#### Provided records:

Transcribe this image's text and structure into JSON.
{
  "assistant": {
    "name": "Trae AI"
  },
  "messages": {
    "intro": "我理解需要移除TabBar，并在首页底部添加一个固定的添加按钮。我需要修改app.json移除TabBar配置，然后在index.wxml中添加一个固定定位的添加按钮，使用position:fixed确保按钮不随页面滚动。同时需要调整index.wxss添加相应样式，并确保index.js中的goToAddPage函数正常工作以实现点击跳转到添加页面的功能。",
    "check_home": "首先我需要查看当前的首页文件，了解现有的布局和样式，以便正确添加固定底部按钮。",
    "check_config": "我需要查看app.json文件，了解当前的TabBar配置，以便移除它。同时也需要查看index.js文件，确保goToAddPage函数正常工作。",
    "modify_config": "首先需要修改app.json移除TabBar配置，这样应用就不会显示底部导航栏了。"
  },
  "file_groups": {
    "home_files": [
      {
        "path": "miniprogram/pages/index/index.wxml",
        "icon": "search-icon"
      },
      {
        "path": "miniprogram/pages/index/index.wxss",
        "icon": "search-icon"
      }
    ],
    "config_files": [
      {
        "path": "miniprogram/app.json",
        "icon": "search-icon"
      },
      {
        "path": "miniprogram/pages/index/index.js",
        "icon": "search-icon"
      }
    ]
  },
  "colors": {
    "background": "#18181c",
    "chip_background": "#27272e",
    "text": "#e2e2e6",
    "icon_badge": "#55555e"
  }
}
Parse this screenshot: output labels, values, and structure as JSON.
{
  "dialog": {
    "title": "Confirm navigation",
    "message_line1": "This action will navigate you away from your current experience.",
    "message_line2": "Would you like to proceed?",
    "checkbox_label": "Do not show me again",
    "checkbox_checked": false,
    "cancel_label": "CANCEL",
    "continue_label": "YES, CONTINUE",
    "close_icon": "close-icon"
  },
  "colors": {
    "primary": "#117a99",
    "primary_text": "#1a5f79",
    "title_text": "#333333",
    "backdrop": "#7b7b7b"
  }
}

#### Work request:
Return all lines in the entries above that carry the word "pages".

#### Your solution:
        "path": "miniprogram/pages/index/index.wxml",
        "path": "miniprogram/pages/index/index.wxss",
        "path": "miniprogram/pages/index/index.js",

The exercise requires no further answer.